START Task data

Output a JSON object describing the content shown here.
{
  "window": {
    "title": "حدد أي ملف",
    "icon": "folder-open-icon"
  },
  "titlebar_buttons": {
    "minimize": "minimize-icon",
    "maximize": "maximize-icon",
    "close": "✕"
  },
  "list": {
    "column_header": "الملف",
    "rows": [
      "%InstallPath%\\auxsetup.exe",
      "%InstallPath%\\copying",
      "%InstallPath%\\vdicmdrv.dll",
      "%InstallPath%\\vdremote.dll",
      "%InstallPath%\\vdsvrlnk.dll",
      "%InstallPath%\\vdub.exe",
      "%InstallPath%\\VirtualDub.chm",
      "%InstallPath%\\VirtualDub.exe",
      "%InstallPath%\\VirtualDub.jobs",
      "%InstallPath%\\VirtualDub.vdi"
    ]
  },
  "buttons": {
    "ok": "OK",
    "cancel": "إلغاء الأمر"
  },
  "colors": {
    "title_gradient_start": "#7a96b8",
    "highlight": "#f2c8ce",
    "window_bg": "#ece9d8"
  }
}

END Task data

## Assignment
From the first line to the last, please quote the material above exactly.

## Response to this task
Output a JSON object describing the content shown here.
{
  "window": {
    "title": "حدد أي ملف",
    "icon": "folder-open-icon"
  },
  "titlebar_buttons": {
    "minimize": "minimize-icon",
    "maximize": "maximize-icon",
    "close": "✕"
  },
  "list": {
    "column_header": "الملف",
    "rows": [
      "%InstallPath%\\auxsetup.exe",
      "%InstallPath%\\copying",
      "%InstallPath%\\vdicmdrv.dll",
      "%InstallPath%\\vdremote.dll",
      "%InstallPath%\\vdsvrlnk.dll",
      "%InstallPath%\\vdub.exe",
      "%InstallPath%\\VirtualDub.chm",
      "%InstallPath%\\VirtualDub.exe",
      "%InstallPath%\\VirtualDub.jobs",
      "%InstallPath%\\VirtualDub.vdi"
    ]
  },
  "buttons": {
    "ok": "OK",
    "cancel": "إلغاء الأمر"
  },
  "colors": {
    "title_gradient_start": "#7a96b8",
    "highlight": "#f2c8ce",
    "window_bg": "#ece9d8"
  }
}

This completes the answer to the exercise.